On August 13, 2008, Smith filed his pro se Amended Complaint, which sets forth nineteen counts in 288 numbered paragraphs and 143 pages. In addition, Smith attached 148 exhibits to the Amended Complaint. There is no diversity of citizenship between the parties, as Plaintiff and most of the Defendants are citizens of Pennsylvania. Only Count I, which asserts a claim under the Racketeer Influenced and Corrupt Organizations Act ("RICO"), 18 U.S.C. §§ 1961-1968, would be within the Court's original subject-matter jurisdiction. Plaintiff asks the Court to exercise supplemental jurisdiction pursuant to 28 U.S.C. § 1367 over the remaining eighteen counts of the complaint, which are all based on state law.
The proper standard for evaluating motions to dismiss has been the subject of two recent precedential decisions. In Bell Atlantic Corp. v. Twombly, 127 S.Ct. 1955 (2007), all nine justices of the United States Supreme Court agreed that the oft-quoted standard that a complaint may not be dismissed "unless it appears beyond doubt that the plaintiff can prove no set of facts in support of his claim which would entitle him to relief" has been retired and "is best forgotten." Id. at 1968.*fn2 The Court explained that a complaint must allege enough "facts" to show that a claim is "plausible" and not merely conceivable. Id. at 1965. The term "plausible" is not suspectible of mathematical quantification, but lies somewhere on the rhetorical spectrum between `"conceivable" or "speculative" and "probable." Indeed, the Twombly Court made a distinction between facts that were merely "consistent" with a wrongful conspiracy and facts that would be "suggestive" enough to render the alleged conduct plausible. Id. at 1966. In particular, the Court upheld dismissal of a complaint which alleged an antitrust conspiracy, despite "stray averments" that defendants had entered into an unlawful agreement, explaining that the plaintiff had alleged "merely legal conclusions." Id. at 1970. The Supreme Court also emphasized the need for district courts to prevent unjustified litigation expenses resulting from claims that are "just shy of a plausible entitlement." Id. at 1967, 1975.
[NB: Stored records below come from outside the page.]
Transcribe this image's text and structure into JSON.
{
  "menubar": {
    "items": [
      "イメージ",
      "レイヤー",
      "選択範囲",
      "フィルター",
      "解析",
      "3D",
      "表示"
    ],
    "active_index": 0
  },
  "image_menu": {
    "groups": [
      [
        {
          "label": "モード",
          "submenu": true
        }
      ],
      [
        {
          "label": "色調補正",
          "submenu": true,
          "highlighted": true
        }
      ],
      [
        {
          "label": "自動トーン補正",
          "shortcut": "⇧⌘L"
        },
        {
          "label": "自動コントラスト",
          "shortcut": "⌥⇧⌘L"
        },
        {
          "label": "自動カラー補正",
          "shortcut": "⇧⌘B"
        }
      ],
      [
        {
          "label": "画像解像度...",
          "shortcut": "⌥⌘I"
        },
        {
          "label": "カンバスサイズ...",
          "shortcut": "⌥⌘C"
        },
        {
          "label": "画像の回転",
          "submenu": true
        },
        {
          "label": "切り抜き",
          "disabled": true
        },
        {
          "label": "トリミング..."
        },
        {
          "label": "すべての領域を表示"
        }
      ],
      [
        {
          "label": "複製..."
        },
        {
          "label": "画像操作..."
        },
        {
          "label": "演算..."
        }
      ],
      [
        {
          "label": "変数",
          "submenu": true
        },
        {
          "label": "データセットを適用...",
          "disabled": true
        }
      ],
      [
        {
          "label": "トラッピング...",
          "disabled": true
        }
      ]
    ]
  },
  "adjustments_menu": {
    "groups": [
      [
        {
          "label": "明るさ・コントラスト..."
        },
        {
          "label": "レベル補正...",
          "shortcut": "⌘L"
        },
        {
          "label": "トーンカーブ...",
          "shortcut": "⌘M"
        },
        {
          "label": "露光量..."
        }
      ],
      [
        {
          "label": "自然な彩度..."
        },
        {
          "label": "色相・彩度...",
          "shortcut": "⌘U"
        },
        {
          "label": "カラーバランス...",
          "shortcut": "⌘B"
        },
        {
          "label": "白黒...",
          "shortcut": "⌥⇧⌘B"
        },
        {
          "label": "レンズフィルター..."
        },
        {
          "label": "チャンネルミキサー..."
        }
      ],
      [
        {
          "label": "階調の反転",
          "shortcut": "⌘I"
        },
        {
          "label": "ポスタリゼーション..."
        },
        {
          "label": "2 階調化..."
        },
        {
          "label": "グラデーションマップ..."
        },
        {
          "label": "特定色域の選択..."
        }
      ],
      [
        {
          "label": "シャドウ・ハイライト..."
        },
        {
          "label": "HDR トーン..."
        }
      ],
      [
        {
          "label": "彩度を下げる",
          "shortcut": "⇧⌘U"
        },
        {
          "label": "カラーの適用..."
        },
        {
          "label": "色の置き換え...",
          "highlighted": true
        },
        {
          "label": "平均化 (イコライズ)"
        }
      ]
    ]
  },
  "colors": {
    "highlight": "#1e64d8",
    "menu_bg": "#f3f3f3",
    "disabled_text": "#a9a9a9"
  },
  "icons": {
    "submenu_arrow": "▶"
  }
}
In Phillips v. County of Allegheny, 515 F.3d 224 (3d Cir. 2008), the United States Court of Appeals for the Third Circuit further refined the Twombly standard. As the Court of Appeals explained, "notice pleading" pursuant to Rule 8(a)(2) remains intact, but requires the pleader to make a "showing" of entitlement to relief, and to give the defendant fair notice of what the claim is and the grounds upon which it rests. A pleader may not simply make a "bare averment that he wants relief and is entitled to it." Id. at 233. Labels, conclusions, and a formulaic recitation of the elements of a cause of action will not suffice. Id. at 231. Rather, the now-applicable pleading standard is as follows: stating a claim requires a ...